What this task involves: Scan the lines below for the word "true". Copy each line you find it in.

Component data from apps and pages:
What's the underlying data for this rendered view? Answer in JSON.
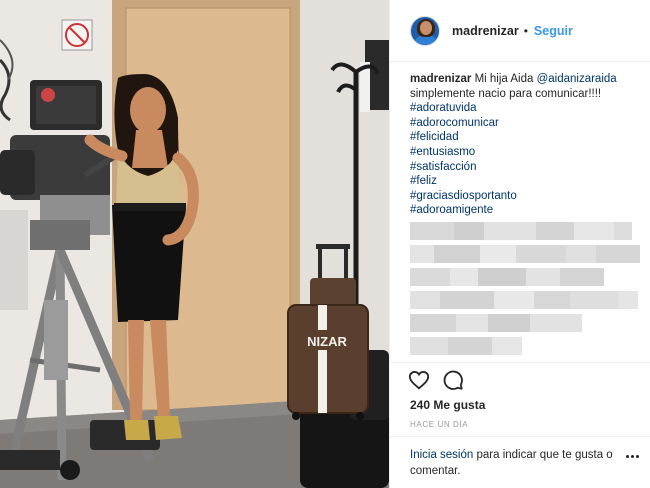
{
  "post": {
    "username": "madrenizar",
    "follow_label": "Seguir",
    "separator": "•",
    "caption": {
      "username": "madrenizar",
      "text_before_mention": "Mi hija Aida",
      "mention": "@aidanizaraida",
      "text_after_mention": "simplemente nacio para comunicar!!!!",
      "hashtags": [
        "#adoratuvida",
        "#adorocomunicar",
        "#felicidad",
        "#entusiasmo",
        "#satisfacción",
        "#feliz",
        "#graciasdiosportanto",
        "#adoroamigente"
      ]
    },
    "likes": "240 Me gusta",
    "timestamp": "HACE UN DÍA",
    "login_link": "Inicia sesión",
    "login_text": "para indicar que te gusta o comentar."
  },
  "photo": {
    "luggage_text": "NIZAR"
  },
  "icons": {
    "like": "heart-icon",
    "comment": "comment-icon",
    "more": "more-options-icon"
  },
  "colors": {
    "accent": "#3897f0",
    "link": "#003569",
    "text": "#262626",
    "muted": "#999999"
  }
}
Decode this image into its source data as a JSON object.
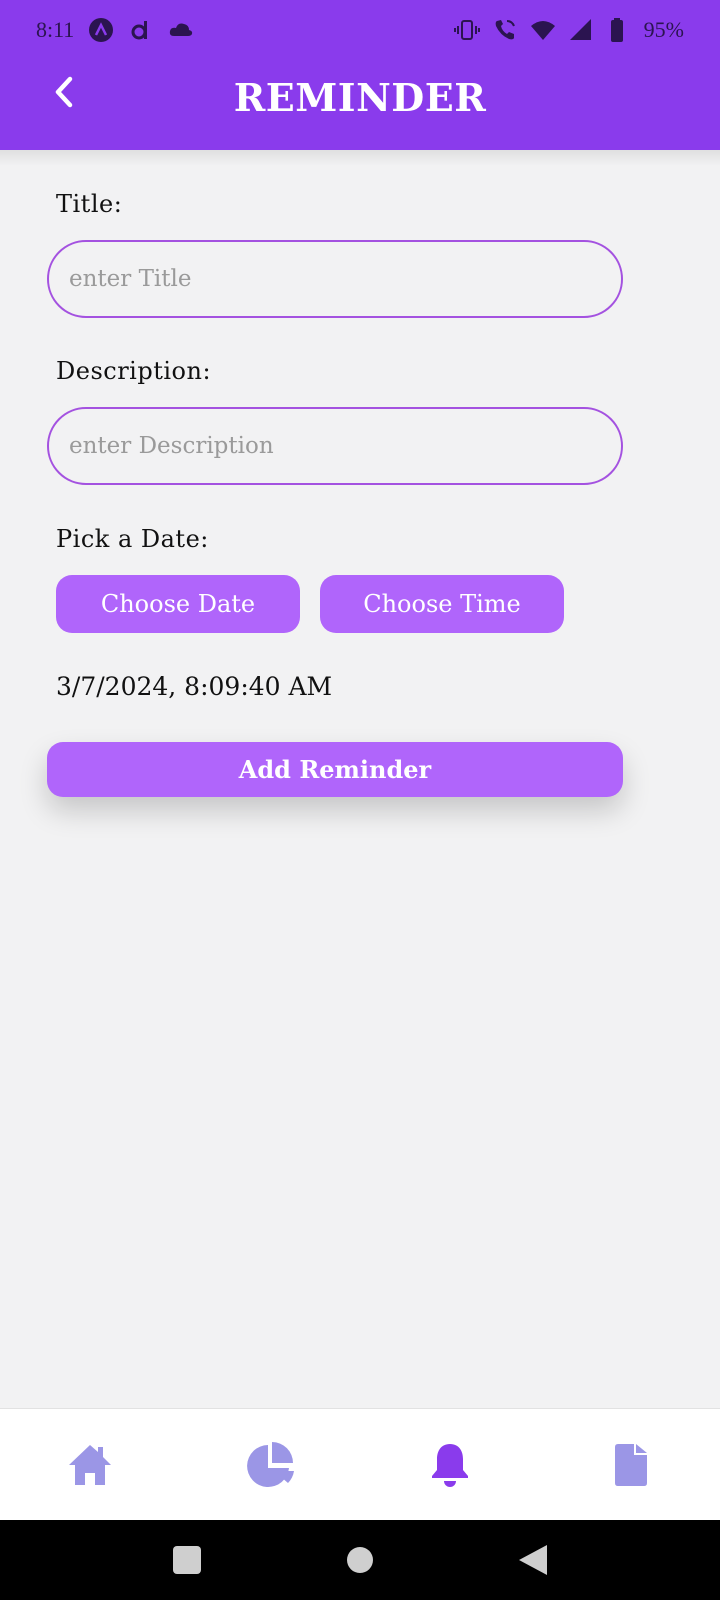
{
  "status_bar": {
    "time": "8:11",
    "battery": "95%",
    "left_icons": [
      "app-a-icon",
      "app-d-icon",
      "cloud-icon"
    ],
    "right_icons": [
      "vibrate-icon",
      "wifi-call-icon",
      "wifi-icon",
      "signal-icon",
      "battery-icon"
    ]
  },
  "header": {
    "title": "REMINDER",
    "back_icon": "chevron-left-icon",
    "color": "#8a3bec"
  },
  "form": {
    "title_label": "Title:",
    "title_placeholder": "enter Title",
    "title_value": "",
    "description_label": "Description:",
    "description_placeholder": "enter Description",
    "description_value": "",
    "date_label": "Pick a Date:",
    "choose_date": "Choose Date",
    "choose_time": "Choose Time",
    "selected_datetime": "3/7/2024, 8:09:40 AM",
    "add_button": "Add Reminder",
    "accent": "#b065fb"
  },
  "bottom_nav": {
    "items": [
      {
        "icon": "home-icon",
        "active": false
      },
      {
        "icon": "pie-chart-icon",
        "active": false
      },
      {
        "icon": "bell-icon",
        "active": true
      },
      {
        "icon": "document-icon",
        "active": false
      }
    ],
    "inactive_color": "#9b96e6",
    "active_color": "#8a3bec"
  },
  "system_nav": {
    "items": [
      "recents-icon",
      "home-circle-icon",
      "back-triangle-icon"
    ]
  }
}
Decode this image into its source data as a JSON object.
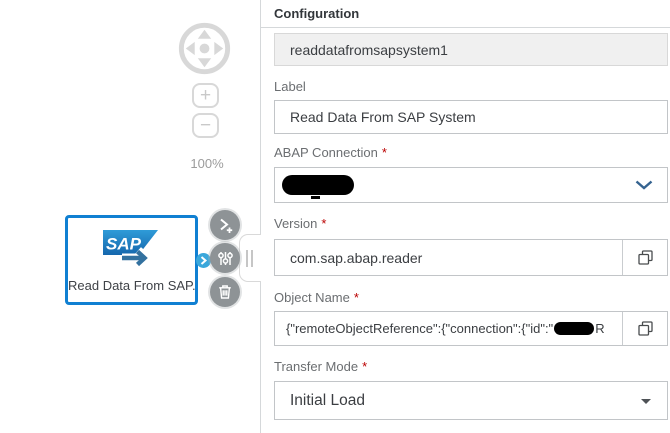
{
  "canvas": {
    "zoom_level": "100%",
    "zoom_in_glyph": "+",
    "zoom_out_glyph": "−",
    "node": {
      "logo_text": "SAP",
      "label": "Read Data From SAP..."
    }
  },
  "panel": {
    "title": "Configuration",
    "operator_id": {
      "value": "readdatafromsapsystem1"
    },
    "label_field": {
      "label": "Label",
      "value": "Read Data From SAP System"
    },
    "abap_connection": {
      "label": "ABAP Connection",
      "required": "*",
      "redacted": true
    },
    "version": {
      "label": "Version",
      "required": "*",
      "value": "com.sap.abap.reader"
    },
    "object_name": {
      "label": "Object Name",
      "required": "*",
      "value_prefix": "{\"remoteObjectReference\":{\"connection\":{\"id\":\"",
      "redacted": true,
      "value_suffix": "R"
    },
    "transfer_mode": {
      "label": "Transfer Mode",
      "required": "*",
      "value": "Initial Load"
    }
  }
}
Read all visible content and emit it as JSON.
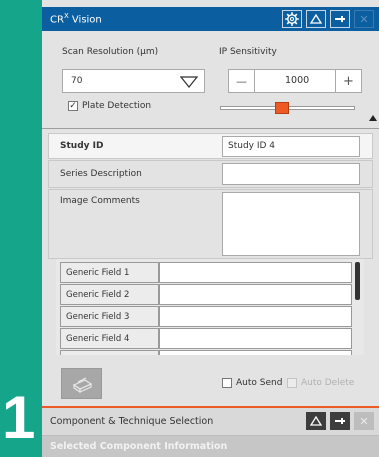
{
  "app": {
    "step_number": "1"
  },
  "window": {
    "title": "CR",
    "title_sup": "X",
    "title_suffix": " Vision"
  },
  "scan": {
    "resolution_label": "Scan Resolution (μm)",
    "resolution_value": "70",
    "ip_sensitivity_label": "IP Sensitivity",
    "ip_sensitivity_value": "1000",
    "minus_label": "—",
    "plus_label": "+",
    "plate_detection_label": "Plate Detection",
    "plate_detection_checked": true
  },
  "form": {
    "study_id_label": "Study ID",
    "study_id_value": "Study ID 4",
    "series_description_label": "Series Description",
    "series_description_value": "",
    "image_comments_label": "Image Comments",
    "image_comments_value": ""
  },
  "generic_fields": [
    {
      "label": "Generic Field 1",
      "value": ""
    },
    {
      "label": "Generic Field 2",
      "value": ""
    },
    {
      "label": "Generic Field 3",
      "value": ""
    },
    {
      "label": "Generic Field 4",
      "value": ""
    },
    {
      "label": "",
      "value": ""
    }
  ],
  "bottom": {
    "auto_send_label": "Auto Send",
    "auto_delete_label": "Auto Delete"
  },
  "component_panel": {
    "title": "Component & Technique Selection",
    "section_header": "Selected Component Information"
  },
  "colors": {
    "accent": "#ee5a24",
    "title_bar": "#0b5fa0",
    "background": "#15a58b"
  }
}
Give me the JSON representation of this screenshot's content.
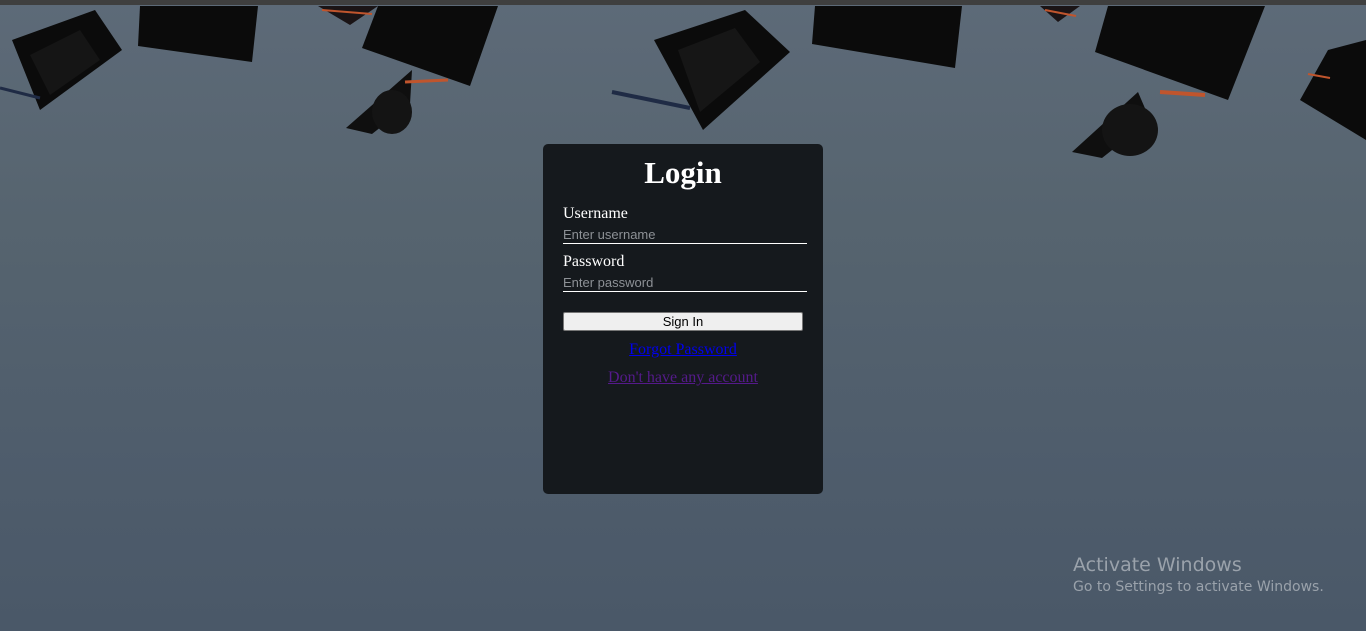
{
  "background": {
    "image": "graduation-caps-photo",
    "colors": {
      "sky": "#56646f",
      "caps": "#0b0b0b",
      "tassel": "#c0552d"
    }
  },
  "login": {
    "title": "Login",
    "username_label": "Username",
    "username_placeholder": "Enter username",
    "username_value": "",
    "password_label": "Password",
    "password_placeholder": "Enter password",
    "password_value": "",
    "signin_label": "Sign In",
    "forgot_link": "Forgot Password",
    "register_link": "Don't have any account",
    "colors": {
      "panel": "#15191d",
      "text": "#ffffff",
      "link": "#0000ee",
      "visited_link": "#551a8b"
    }
  },
  "watermark": {
    "title": "Activate Windows",
    "subtitle": "Go to Settings to activate Windows."
  }
}
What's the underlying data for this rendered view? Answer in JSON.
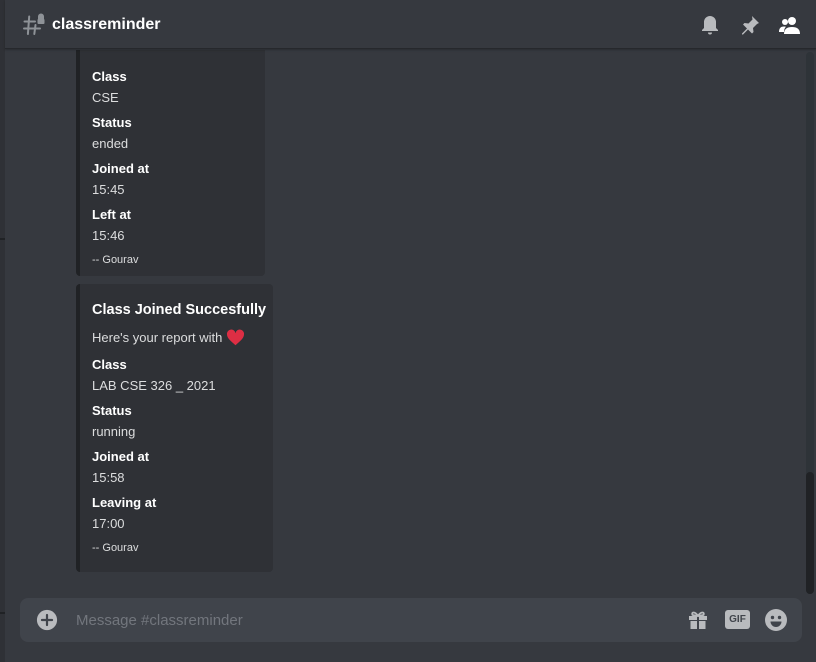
{
  "header": {
    "channel": "classreminder",
    "icons": [
      "threads-icon",
      "bell-icon",
      "pin-icon",
      "members-icon"
    ]
  },
  "messages": {
    "embed1": {
      "fields": [
        {
          "name": "Class",
          "value": "CSE"
        },
        {
          "name": "Status",
          "value": "ended"
        },
        {
          "name": "Joined at",
          "value": "15:45"
        },
        {
          "name": "Left at",
          "value": "15:46"
        }
      ],
      "footer": "-- Gourav"
    },
    "embed2": {
      "title": "Class Joined Succesfully",
      "description": "Here's your report with",
      "fields": [
        {
          "name": "Class",
          "value": "LAB CSE 326 _ 2021"
        },
        {
          "name": "Status",
          "value": "running"
        },
        {
          "name": "Joined at",
          "value": "15:58"
        },
        {
          "name": "Leaving at",
          "value": "17:00"
        }
      ],
      "footer": "-- Gourav"
    }
  },
  "composer": {
    "placeholder": "Message #classreminder",
    "value": "",
    "gif_label": "GIF"
  },
  "colors": {
    "background": "#36393f",
    "embed_bg": "#2f3136",
    "input_bg": "#40444b",
    "heart": "#dd2e44"
  }
}
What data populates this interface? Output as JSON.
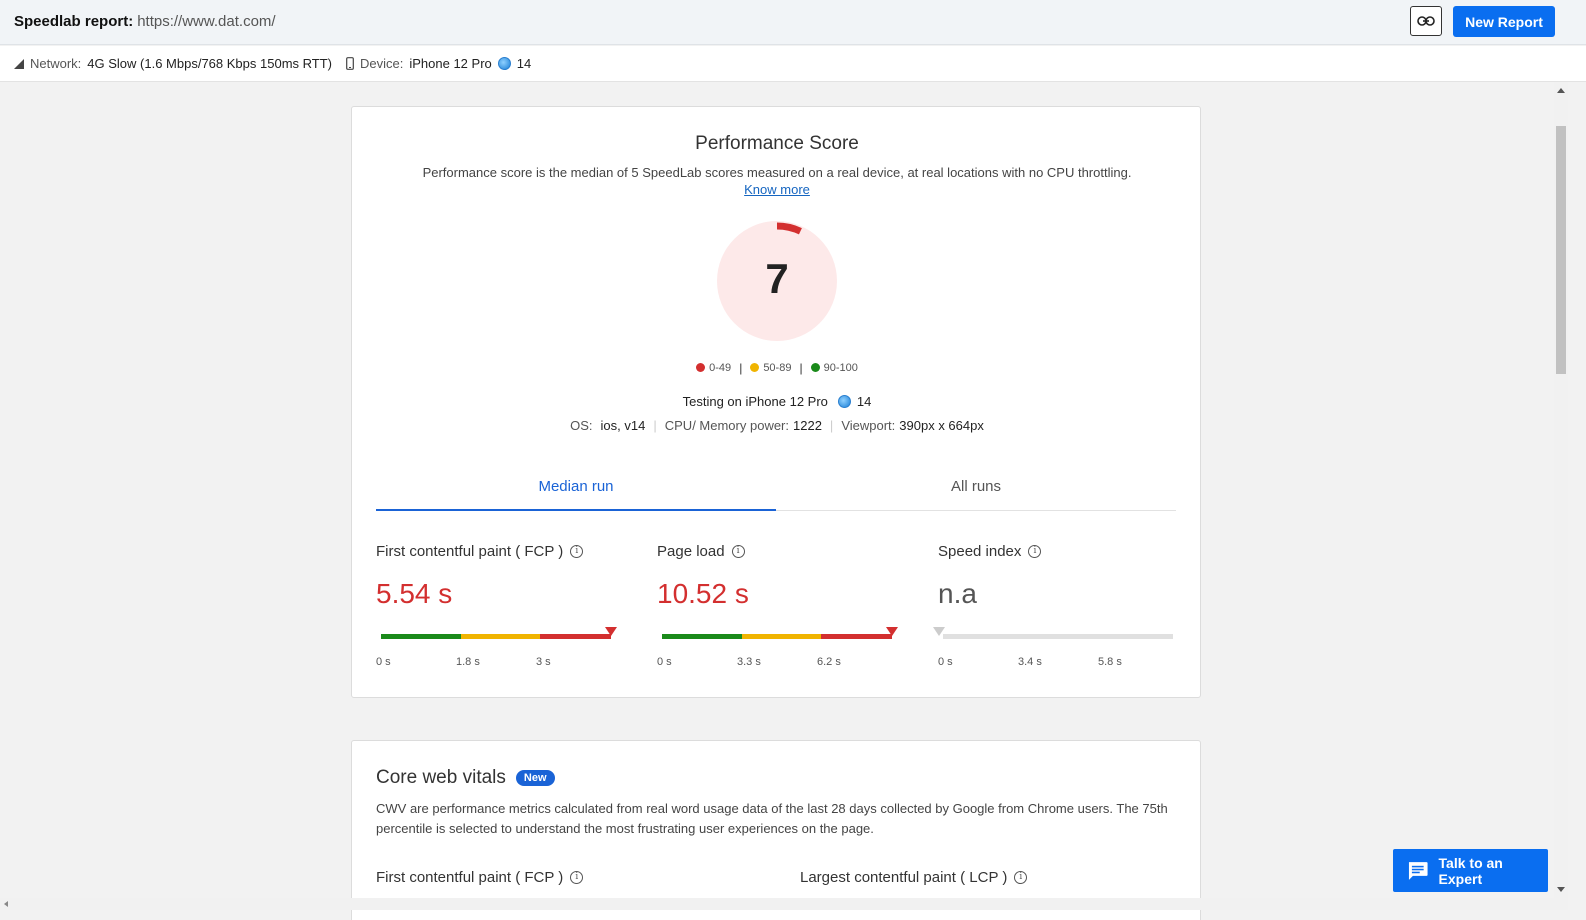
{
  "header": {
    "report_label": "Speedlab report:",
    "url": "https://www.dat.com/",
    "new_report": "New Report"
  },
  "infobar": {
    "network_label": "Network:",
    "network_value": "4G Slow (1.6 Mbps/768 Kbps 150ms RTT)",
    "device_label": "Device:",
    "device_value": "iPhone 12 Pro",
    "browser_version": "14"
  },
  "performance": {
    "title": "Performance Score",
    "description": "Performance score is the median of 5 SpeedLab scores measured on a real device, at real locations with no CPU throttling.",
    "know_more": "Know more",
    "score": "7",
    "score_value": 7,
    "legend": [
      {
        "label": "0-49",
        "color": "#d32f2f"
      },
      {
        "label": "50-89",
        "color": "#f0b400"
      },
      {
        "label": "90-100",
        "color": "#1a8a1a"
      }
    ],
    "testing_text": "Testing on iPhone 12 Pro",
    "testing_version": "14",
    "os_label": "OS:",
    "os_value": "ios, v14",
    "cpu_label": "CPU/ Memory power:",
    "cpu_value": "1222",
    "viewport_label": "Viewport:",
    "viewport_value": "390px x 664px"
  },
  "tabs": {
    "median": "Median run",
    "all": "All runs"
  },
  "metrics": [
    {
      "label": "First contentful paint ( FCP )",
      "value": "5.54 s",
      "ticks": [
        "0 s",
        "1.8 s",
        "3 s"
      ]
    },
    {
      "label": "Page load",
      "value": "10.52 s",
      "ticks": [
        "0 s",
        "3.3 s",
        "6.2 s"
      ]
    },
    {
      "label": "Speed index",
      "value": "n.a",
      "ticks": [
        "0 s",
        "3.4 s",
        "5.8 s"
      ]
    }
  ],
  "cwv": {
    "title": "Core web vitals",
    "badge": "New",
    "description": "CWV are performance metrics calculated from real word usage data of the last 28 days collected by Google from Chrome users. The 75th percentile is selected to understand the most frustrating user experiences on the page.",
    "metric_fcp": "First contentful paint ( FCP )",
    "metric_lcp": "Largest contentful paint ( LCP )"
  },
  "chat": {
    "label": "Talk to an Expert"
  },
  "colors": {
    "accent": "#0a6ef0",
    "poor": "#d32f2f",
    "average": "#f0b400",
    "good": "#1a8a1a"
  }
}
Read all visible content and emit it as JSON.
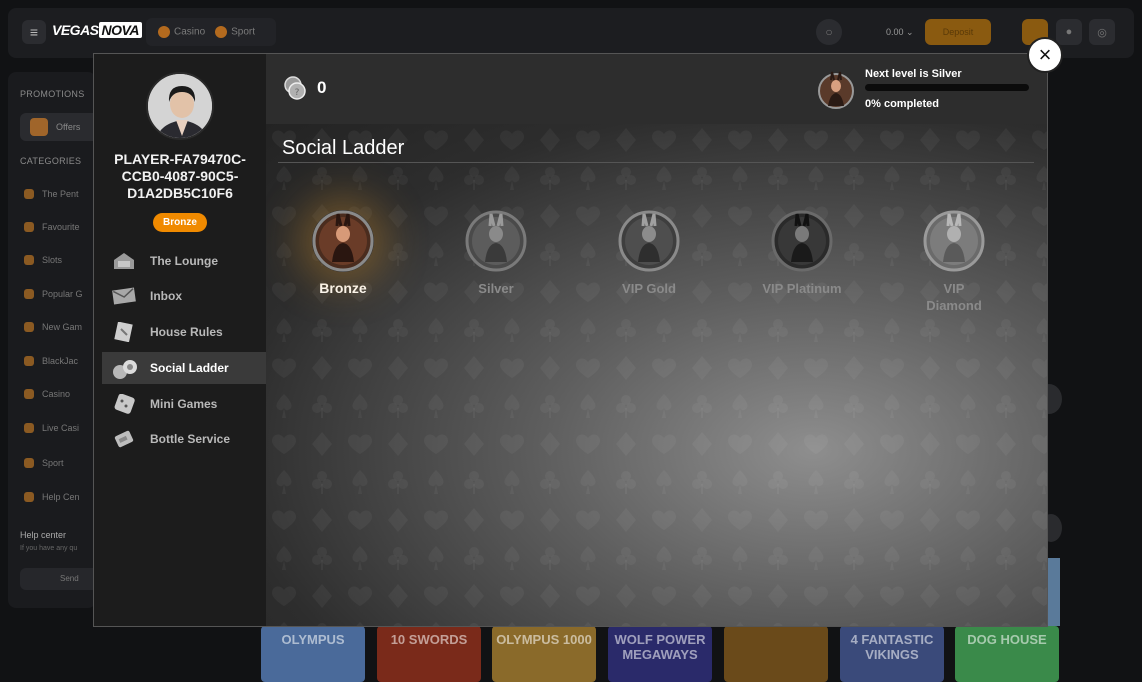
{
  "app": {
    "logo_text": "VEGAS",
    "logo_accent": "NOVA",
    "top_tabs": [
      "Casino",
      "Sport"
    ],
    "balance": "0.00",
    "deposit_label": "Deposit"
  },
  "sidebar": {
    "promotions_heading": "PROMOTIONS",
    "offers_label": "Offers",
    "categories_heading": "CATEGORIES",
    "categories": [
      "The Pent",
      "Favourite",
      "Slots",
      "Popular G",
      "New Gam",
      "BlackJac",
      "Casino",
      "Live Casi",
      "Sport",
      "Help Cen"
    ],
    "help_title": "Help center",
    "help_sub": "If you have any qu",
    "send_label": "Send"
  },
  "games": [
    "OLYMPUS",
    "10 SWORDS",
    "OLYMPUS 1000",
    "WOLF POWER MEGAWAYS",
    "",
    "4 FANTASTIC VIKINGS",
    "DOG HOUSE"
  ],
  "modal": {
    "player_id": "PLAYER-FA79470C-CCB0-4087-90C5-D1A2DB5C10F6",
    "tier_badge": "Bronze",
    "nav": [
      {
        "label": "The Lounge",
        "icon": "lounge-icon",
        "active": false
      },
      {
        "label": "Inbox",
        "icon": "inbox-icon",
        "active": false
      },
      {
        "label": "House Rules",
        "icon": "house-rules-icon",
        "active": false
      },
      {
        "label": "Social Ladder",
        "icon": "social-ladder-icon",
        "active": true
      },
      {
        "label": "Mini Games",
        "icon": "dice-icon",
        "active": false
      },
      {
        "label": "Bottle Service",
        "icon": "bottle-icon",
        "active": false
      }
    ],
    "coins": "0",
    "next_level_prefix": "Next level is ",
    "next_level_name": "Silver",
    "progress_percent_label": "0%",
    "progress_suffix": " completed",
    "progress_fraction": 0,
    "section_title": "Social Ladder",
    "tiers": [
      {
        "name": "Bronze",
        "current": true,
        "color": "#c8864a"
      },
      {
        "name": "Silver",
        "current": false,
        "color": "#8a8a8a"
      },
      {
        "name": "VIP Gold",
        "current": false,
        "color": "#9a9a9a"
      },
      {
        "name": "VIP Platinum",
        "current": false,
        "color": "#5a5a5a"
      },
      {
        "name": "VIP Diamond",
        "current": false,
        "color": "#a0a0a0"
      }
    ],
    "close_label": "×"
  },
  "colors": {
    "accent_orange": "#f08a00",
    "modal_bg": "#1c1c1c",
    "active_nav_bg": "#3a3a3a"
  }
}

Answer box:
        "active": true
      "redacted": true
      "redacted": true,
    "plate_detection_checked": true
        "active": true
        "current": true,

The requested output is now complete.